A measure of the alloy hot wear resistance was obtained in a high temperature sliding wear rig. Ground rectangular bars of the test materials were fixed and an alumina ball was slid with a reciprocating motion on the ground flat surface of the samples. The test samples were maintained at 450° C. during the test. The scar depth is indicative of the sample wear resistance at these conditions.
Hot hardness was measured at different sample temperatures by recording at least five readings at the same temperature and averaging the results.
Thermal conductivity values were calculated by multiplying the measured values of specific heat capacity, thermal diffusivity and density at a given temperature.
Table 2 summarizes the properties of the new material as compared to existing valve seat insert materials containing more than 5 times as much tool steel in their composition.
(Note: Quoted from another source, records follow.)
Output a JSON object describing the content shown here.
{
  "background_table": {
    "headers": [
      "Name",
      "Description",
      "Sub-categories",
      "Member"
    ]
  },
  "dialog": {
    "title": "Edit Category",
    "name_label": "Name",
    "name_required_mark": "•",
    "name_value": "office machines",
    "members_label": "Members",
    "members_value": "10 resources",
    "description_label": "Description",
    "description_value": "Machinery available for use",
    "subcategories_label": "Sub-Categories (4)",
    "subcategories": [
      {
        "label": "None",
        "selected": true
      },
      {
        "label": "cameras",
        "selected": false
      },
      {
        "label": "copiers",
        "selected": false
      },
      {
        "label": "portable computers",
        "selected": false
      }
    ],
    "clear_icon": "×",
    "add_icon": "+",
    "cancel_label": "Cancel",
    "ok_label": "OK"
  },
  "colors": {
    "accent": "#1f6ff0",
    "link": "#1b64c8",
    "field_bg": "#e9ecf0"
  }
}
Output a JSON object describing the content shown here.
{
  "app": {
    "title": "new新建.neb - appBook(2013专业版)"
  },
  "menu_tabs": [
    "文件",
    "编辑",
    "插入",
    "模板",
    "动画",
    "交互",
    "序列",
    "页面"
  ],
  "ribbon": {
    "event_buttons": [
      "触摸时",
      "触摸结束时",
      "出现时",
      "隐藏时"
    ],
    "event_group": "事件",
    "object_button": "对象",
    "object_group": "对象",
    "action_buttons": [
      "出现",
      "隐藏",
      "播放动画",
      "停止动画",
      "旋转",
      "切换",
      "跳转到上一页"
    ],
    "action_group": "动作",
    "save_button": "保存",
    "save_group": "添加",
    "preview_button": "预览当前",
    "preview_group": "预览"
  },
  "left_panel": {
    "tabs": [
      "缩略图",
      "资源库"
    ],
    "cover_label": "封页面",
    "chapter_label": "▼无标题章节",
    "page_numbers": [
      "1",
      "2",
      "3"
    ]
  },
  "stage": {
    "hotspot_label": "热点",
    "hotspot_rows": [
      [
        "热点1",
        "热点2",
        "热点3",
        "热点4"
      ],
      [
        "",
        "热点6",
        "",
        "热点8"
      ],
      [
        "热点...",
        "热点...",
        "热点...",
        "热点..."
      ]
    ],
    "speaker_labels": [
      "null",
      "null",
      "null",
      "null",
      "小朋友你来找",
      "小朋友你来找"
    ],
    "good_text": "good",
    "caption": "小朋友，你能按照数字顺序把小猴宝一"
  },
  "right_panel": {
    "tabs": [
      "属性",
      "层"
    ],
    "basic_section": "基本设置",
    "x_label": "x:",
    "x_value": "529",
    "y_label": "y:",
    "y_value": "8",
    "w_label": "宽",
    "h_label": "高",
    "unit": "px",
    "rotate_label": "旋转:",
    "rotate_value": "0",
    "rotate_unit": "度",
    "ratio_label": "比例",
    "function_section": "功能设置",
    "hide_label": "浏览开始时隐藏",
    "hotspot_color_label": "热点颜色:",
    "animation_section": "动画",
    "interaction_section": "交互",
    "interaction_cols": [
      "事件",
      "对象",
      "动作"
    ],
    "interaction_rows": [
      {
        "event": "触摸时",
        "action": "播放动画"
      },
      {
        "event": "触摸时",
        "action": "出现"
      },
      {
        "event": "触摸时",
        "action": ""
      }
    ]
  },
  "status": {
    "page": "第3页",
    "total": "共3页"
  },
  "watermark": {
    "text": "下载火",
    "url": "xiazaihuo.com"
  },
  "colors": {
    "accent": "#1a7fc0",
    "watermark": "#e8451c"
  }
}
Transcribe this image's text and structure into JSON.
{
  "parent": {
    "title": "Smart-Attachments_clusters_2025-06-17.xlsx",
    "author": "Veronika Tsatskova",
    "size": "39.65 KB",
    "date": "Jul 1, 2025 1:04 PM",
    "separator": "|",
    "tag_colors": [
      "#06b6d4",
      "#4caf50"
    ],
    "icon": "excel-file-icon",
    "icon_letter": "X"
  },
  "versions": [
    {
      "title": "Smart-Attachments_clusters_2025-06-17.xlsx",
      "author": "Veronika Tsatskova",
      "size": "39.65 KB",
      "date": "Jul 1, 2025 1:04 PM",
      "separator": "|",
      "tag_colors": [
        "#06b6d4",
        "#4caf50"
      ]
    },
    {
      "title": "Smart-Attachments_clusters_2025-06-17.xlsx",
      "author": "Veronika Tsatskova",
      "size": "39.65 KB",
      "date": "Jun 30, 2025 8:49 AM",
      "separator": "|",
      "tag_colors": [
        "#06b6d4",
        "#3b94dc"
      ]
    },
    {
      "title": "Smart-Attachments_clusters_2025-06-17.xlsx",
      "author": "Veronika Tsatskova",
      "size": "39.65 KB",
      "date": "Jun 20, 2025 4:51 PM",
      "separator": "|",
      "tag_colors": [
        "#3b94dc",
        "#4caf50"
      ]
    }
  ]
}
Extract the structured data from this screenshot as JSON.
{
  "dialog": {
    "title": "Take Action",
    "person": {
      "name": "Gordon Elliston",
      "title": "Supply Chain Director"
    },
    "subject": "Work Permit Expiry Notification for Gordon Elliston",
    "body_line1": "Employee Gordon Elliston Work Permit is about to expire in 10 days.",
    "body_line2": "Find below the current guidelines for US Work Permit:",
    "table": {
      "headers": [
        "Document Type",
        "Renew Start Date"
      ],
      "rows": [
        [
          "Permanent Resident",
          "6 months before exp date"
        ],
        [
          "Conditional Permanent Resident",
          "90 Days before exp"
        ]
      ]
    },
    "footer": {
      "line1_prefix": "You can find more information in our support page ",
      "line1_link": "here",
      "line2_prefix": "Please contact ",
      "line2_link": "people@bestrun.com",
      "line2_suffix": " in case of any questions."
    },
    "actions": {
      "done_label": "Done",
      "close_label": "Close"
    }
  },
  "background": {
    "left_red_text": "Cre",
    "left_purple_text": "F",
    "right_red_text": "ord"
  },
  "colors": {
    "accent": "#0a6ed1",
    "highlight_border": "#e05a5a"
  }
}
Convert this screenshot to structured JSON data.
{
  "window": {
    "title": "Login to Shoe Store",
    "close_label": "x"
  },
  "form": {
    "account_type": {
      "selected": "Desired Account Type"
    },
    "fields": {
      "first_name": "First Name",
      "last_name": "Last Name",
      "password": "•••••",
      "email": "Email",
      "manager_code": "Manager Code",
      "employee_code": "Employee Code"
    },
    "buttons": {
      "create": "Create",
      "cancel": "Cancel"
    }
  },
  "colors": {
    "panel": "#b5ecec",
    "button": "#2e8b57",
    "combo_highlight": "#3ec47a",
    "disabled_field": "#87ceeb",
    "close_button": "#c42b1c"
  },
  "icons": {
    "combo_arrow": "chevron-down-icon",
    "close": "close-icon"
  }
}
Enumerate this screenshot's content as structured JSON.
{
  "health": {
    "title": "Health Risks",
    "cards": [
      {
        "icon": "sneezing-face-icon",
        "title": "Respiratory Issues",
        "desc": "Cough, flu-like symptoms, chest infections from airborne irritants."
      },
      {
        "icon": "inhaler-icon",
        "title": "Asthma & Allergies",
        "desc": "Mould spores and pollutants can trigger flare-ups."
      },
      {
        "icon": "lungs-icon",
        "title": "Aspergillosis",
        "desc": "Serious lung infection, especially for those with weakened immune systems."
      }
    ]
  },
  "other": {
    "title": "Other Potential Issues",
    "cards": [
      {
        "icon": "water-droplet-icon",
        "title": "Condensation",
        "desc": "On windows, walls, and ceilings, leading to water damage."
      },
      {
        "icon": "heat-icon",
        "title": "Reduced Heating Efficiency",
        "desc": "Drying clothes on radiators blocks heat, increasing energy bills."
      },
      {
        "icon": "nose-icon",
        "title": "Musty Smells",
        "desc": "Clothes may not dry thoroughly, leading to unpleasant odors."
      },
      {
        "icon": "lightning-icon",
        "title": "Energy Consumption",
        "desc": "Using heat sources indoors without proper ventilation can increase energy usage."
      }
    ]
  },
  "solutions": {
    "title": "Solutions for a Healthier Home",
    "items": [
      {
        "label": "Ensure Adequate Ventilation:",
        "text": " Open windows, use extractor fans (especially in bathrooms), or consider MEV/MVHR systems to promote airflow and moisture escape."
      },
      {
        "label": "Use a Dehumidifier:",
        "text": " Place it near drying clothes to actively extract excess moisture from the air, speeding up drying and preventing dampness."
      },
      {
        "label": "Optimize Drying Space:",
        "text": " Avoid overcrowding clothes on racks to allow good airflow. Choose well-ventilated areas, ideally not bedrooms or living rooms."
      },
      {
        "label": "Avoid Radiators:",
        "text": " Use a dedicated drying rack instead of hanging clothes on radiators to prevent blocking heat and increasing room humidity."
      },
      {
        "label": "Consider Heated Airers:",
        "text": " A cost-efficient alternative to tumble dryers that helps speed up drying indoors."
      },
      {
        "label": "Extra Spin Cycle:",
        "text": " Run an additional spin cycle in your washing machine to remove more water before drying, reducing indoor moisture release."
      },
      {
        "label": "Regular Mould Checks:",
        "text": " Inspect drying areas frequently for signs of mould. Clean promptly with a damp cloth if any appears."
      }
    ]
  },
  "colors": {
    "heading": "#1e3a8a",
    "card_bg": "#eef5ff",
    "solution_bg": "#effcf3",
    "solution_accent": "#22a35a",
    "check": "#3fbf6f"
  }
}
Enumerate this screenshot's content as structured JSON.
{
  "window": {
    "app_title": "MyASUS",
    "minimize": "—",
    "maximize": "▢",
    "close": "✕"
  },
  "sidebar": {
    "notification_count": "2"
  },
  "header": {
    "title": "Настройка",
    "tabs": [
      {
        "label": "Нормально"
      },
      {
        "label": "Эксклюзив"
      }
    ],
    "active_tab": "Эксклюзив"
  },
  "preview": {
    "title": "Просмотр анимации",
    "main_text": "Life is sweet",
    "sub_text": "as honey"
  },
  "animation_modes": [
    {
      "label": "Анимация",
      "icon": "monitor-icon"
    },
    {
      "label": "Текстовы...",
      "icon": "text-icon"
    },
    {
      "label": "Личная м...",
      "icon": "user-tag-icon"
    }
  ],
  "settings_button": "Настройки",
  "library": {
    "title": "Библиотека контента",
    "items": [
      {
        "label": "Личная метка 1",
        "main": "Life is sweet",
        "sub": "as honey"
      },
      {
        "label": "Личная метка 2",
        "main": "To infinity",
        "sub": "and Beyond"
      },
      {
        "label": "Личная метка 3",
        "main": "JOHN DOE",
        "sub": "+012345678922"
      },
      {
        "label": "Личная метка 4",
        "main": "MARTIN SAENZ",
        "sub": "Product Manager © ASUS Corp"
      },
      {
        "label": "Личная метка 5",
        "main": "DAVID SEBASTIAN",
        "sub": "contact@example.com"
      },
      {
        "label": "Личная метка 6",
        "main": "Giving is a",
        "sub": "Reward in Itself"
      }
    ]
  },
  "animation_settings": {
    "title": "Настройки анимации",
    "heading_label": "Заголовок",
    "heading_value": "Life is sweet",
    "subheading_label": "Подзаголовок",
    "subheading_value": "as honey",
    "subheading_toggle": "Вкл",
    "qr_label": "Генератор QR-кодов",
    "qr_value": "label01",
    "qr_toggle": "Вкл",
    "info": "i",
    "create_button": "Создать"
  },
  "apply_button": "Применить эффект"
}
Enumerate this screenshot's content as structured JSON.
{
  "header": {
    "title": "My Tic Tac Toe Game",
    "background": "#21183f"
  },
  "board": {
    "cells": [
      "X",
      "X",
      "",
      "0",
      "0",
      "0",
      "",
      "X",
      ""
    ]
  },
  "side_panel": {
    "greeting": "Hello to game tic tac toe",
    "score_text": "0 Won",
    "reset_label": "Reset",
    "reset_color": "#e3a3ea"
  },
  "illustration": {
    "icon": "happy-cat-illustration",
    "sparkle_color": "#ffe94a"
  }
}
The invented material (“New Alloy”) machines 2.5 to 3.7 times better than the example materials with same hot wear resistance and very comparable hot hardness resistance.
Considering that maximum expected operation temperature for an exhaust valve seat insert is approximately 350° C., the results presented in Table 2 demonstrate clearly that the new material will perform better than valve seat Material B and almost as well as valve seat Material A while displaying much higher machinability than Material A. The combined effects of machinability, cost, thermal conductivity and wear resistance make this material an ideal replacement of costly products for engine application as valve seat insert material.
Obviously, many modifications and variations of the present invention are possible in light of the above teachings. It is, therefore, to be understood that within the scope of the appended claims, the invention may be practiced otherwise than as specifically described. The invention is defined by the claims.